## YOUR INSTRUCTIONS
Please retype all the data below exactly, line for line.

════════════════

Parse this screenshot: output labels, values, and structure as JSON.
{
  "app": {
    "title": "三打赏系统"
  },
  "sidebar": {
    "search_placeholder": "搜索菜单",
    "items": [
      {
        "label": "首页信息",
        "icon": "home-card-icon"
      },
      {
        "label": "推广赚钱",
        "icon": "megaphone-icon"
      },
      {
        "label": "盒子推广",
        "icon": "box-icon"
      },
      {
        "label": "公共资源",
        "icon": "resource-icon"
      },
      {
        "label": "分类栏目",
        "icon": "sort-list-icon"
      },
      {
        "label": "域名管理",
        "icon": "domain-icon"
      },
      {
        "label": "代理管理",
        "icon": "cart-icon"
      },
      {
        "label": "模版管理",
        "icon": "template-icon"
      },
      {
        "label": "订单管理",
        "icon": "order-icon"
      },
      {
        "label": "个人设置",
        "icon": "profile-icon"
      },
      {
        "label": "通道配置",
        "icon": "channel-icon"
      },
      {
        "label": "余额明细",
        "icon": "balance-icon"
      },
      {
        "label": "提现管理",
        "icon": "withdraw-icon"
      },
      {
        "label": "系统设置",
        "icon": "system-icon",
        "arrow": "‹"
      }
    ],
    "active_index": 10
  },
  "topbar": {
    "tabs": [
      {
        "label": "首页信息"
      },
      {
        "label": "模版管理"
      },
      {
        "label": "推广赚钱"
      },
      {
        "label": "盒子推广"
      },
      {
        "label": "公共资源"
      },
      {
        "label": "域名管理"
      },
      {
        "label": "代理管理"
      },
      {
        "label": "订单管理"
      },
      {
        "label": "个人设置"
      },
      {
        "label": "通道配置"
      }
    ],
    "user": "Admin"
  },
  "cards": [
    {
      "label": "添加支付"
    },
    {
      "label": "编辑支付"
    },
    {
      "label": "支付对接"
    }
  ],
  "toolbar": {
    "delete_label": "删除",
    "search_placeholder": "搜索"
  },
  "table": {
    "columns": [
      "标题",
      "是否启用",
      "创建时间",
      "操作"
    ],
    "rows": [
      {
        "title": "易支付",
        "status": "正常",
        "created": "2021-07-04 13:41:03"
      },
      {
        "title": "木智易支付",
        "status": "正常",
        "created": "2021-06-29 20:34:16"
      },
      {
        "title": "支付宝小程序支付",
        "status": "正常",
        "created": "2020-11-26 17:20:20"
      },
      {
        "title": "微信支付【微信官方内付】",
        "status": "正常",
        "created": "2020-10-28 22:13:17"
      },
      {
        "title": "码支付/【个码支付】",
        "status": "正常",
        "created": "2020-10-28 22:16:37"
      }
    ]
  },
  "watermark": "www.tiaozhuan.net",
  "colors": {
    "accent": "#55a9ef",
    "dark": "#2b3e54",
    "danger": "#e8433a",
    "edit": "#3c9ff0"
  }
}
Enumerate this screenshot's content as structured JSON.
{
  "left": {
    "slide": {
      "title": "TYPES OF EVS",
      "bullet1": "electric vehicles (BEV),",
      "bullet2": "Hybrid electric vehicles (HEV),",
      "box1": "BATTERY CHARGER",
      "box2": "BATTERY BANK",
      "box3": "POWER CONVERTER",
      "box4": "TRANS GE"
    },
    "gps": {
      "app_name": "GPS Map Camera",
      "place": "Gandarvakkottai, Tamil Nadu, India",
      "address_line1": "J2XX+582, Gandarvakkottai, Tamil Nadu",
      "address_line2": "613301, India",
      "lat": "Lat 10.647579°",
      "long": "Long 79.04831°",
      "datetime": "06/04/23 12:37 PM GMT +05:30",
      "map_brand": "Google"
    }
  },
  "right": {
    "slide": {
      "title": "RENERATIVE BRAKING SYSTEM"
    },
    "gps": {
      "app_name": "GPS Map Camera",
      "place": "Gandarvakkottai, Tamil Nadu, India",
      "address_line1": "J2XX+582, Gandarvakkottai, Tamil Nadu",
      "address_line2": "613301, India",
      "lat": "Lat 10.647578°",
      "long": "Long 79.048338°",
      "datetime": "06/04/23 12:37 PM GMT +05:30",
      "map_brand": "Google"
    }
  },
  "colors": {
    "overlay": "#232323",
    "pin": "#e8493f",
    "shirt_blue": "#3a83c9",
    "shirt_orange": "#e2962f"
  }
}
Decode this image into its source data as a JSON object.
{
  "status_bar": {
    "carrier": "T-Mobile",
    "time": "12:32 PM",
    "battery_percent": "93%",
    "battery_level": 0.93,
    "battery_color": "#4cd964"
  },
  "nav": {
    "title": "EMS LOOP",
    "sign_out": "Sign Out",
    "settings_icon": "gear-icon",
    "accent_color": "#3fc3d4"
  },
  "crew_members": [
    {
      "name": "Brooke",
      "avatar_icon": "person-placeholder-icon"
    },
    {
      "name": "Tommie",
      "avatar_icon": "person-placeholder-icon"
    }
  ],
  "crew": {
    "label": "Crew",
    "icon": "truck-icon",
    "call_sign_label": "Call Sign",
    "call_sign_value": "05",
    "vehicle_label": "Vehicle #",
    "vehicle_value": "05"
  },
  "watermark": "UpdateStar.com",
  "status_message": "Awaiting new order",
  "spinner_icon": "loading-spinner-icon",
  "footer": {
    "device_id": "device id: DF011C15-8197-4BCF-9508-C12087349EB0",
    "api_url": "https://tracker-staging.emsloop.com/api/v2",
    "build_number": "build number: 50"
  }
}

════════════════

## OUTPUT
Parse this screenshot: output labels, values, and structure as JSON.
{
  "app": {
    "title": "三打赏系统"
  },
  "sidebar": {
    "search_placeholder": "搜索菜单",
    "items": [
      {
        "label": "首页信息",
        "icon": "home-card-icon"
      },
      {
        "label": "推广赚钱",
        "icon": "megaphone-icon"
      },
      {
        "label": "盒子推广",
        "icon": "box-icon"
      },
      {
        "label": "公共资源",
        "icon": "resource-icon"
      },
      {
        "label": "分类栏目",
        "icon": "sort-list-icon"
      },
      {
        "label": "域名管理",
        "icon": "domain-icon"
      },
      {
        "label": "代理管理",
        "icon": "cart-icon"
      },
      {
        "label": "模版管理",
        "icon": "template-icon"
      },
      {
        "label": "订单管理",
        "icon": "order-icon"
      },
      {
        "label": "个人设置",
        "icon": "profile-icon"
      },
      {
        "label": "通道配置",
        "icon": "channel-icon"
      },
      {
        "label": "余额明细",
        "icon": "balance-icon"
      },
      {
        "label": "提现管理",
        "icon": "withdraw-icon"
      },
      {
        "label": "系统设置",
        "icon": "system-icon",
        "arrow": "‹"
      }
    ],
    "active_index": 10
  },
  "topbar": {
    "tabs": [
      {
        "label": "首页信息"
      },
      {
        "label": "模版管理"
      },
      {
        "label": "推广赚钱"
      },
      {
        "label": "盒子推广"
      },
      {
        "label": "公共资源"
      },
      {
        "label": "域名管理"
      },
      {
        "label": "代理管理"
      },
      {
        "label": "订单管理"
      },
      {
        "label": "个人设置"
      },
      {
        "label": "通道配置"
      }
    ],
    "user": "Admin"
  },
  "cards": [
    {
      "label": "添加支付"
    },
    {
      "label": "编辑支付"
    },
    {
      "label": "支付对接"
    }
  ],
  "toolbar": {
    "delete_label": "删除",
    "search_placeholder": "搜索"
  },
  "table": {
    "columns": [
      "标题",
      "是否启用",
      "创建时间",
      "操作"
    ],
    "rows": [
      {
        "title": "易支付",
        "status": "正常",
        "created": "2021-07-04 13:41:03"
      },
      {
        "title": "木智易支付",
        "status": "正常",
        "created": "2021-06-29 20:34:16"
      },
      {
        "title": "支付宝小程序支付",
        "status": "正常",
        "created": "2020-11-26 17:20:20"
      },
      {
        "title": "微信支付【微信官方内付】",
        "status": "正常",
        "created": "2020-10-28 22:13:17"
      },
      {
        "title": "码支付/【个码支付】",
        "status": "正常",
        "created": "2020-10-28 22:16:37"
      }
    ]
  },
  "watermark": "www.tiaozhuan.net",
  "colors": {
    "accent": "#55a9ef",
    "dark": "#2b3e54",
    "danger": "#e8433a",
    "edit": "#3c9ff0"
  }
}
Enumerate this screenshot's content as structured JSON.
{
  "left": {
    "slide": {
      "title": "TYPES OF EVS",
      "bullet1": "electric vehicles (BEV),",
      "bullet2": "Hybrid electric vehicles (HEV),",
      "box1": "BATTERY CHARGER",
      "box2": "BATTERY BANK",
      "box3": "POWER CONVERTER",
      "box4": "TRANS GE"
    },
    "gps": {
      "app_name": "GPS Map Camera",
      "place": "Gandarvakkottai, Tamil Nadu, India",
      "address_line1": "J2XX+582, Gandarvakkottai, Tamil Nadu",
      "address_line2": "613301, India",
      "lat": "Lat 10.647579°",
      "long": "Long 79.04831°",
      "datetime": "06/04/23 12:37 PM GMT +05:30",
      "map_brand": "Google"
    }
  },
  "right": {
    "slide": {
      "title": "RENERATIVE BRAKING SYSTEM"
    },
    "gps": {
      "app_name": "GPS Map Camera",
      "place": "Gandarvakkottai, Tamil Nadu, India",
      "address_line1": "J2XX+582, Gandarvakkottai, Tamil Nadu",
      "address_line2": "613301, India",
      "lat": "Lat 10.647578°",
      "long": "Long 79.048338°",
      "datetime": "06/04/23 12:37 PM GMT +05:30",
      "map_brand": "Google"
    }
  },
  "colors": {
    "overlay": "#232323",
    "pin": "#e8493f",
    "shirt_blue": "#3a83c9",
    "shirt_orange": "#e2962f"
  }
}
Decode this image into its source data as a JSON object.
{
  "status_bar": {
    "carrier": "T-Mobile",
    "time": "12:32 PM",
    "battery_percent": "93%",
    "battery_level": 0.93,
    "battery_color": "#4cd964"
  },
  "nav": {
    "title": "EMS LOOP",
    "sign_out": "Sign Out",
    "settings_icon": "gear-icon",
    "accent_color": "#3fc3d4"
  },
  "crew_members": [
    {
      "name": "Brooke",
      "avatar_icon": "person-placeholder-icon"
    },
    {
      "name": "Tommie",
      "avatar_icon": "person-placeholder-icon"
    }
  ],
  "crew": {
    "label": "Crew",
    "icon": "truck-icon",
    "call_sign_label": "Call Sign",
    "call_sign_value": "05",
    "vehicle_label": "Vehicle #",
    "vehicle_value": "05"
  },
  "watermark": "UpdateStar.com",
  "status_message": "Awaiting new order",
  "spinner_icon": "loading-spinner-icon",
  "footer": {
    "device_id": "device id: DF011C15-8197-4BCF-9508-C12087349EB0",
    "api_url": "https://tracker-staging.emsloop.com/api/v2",
    "build_number": "build number: 50"
  }
}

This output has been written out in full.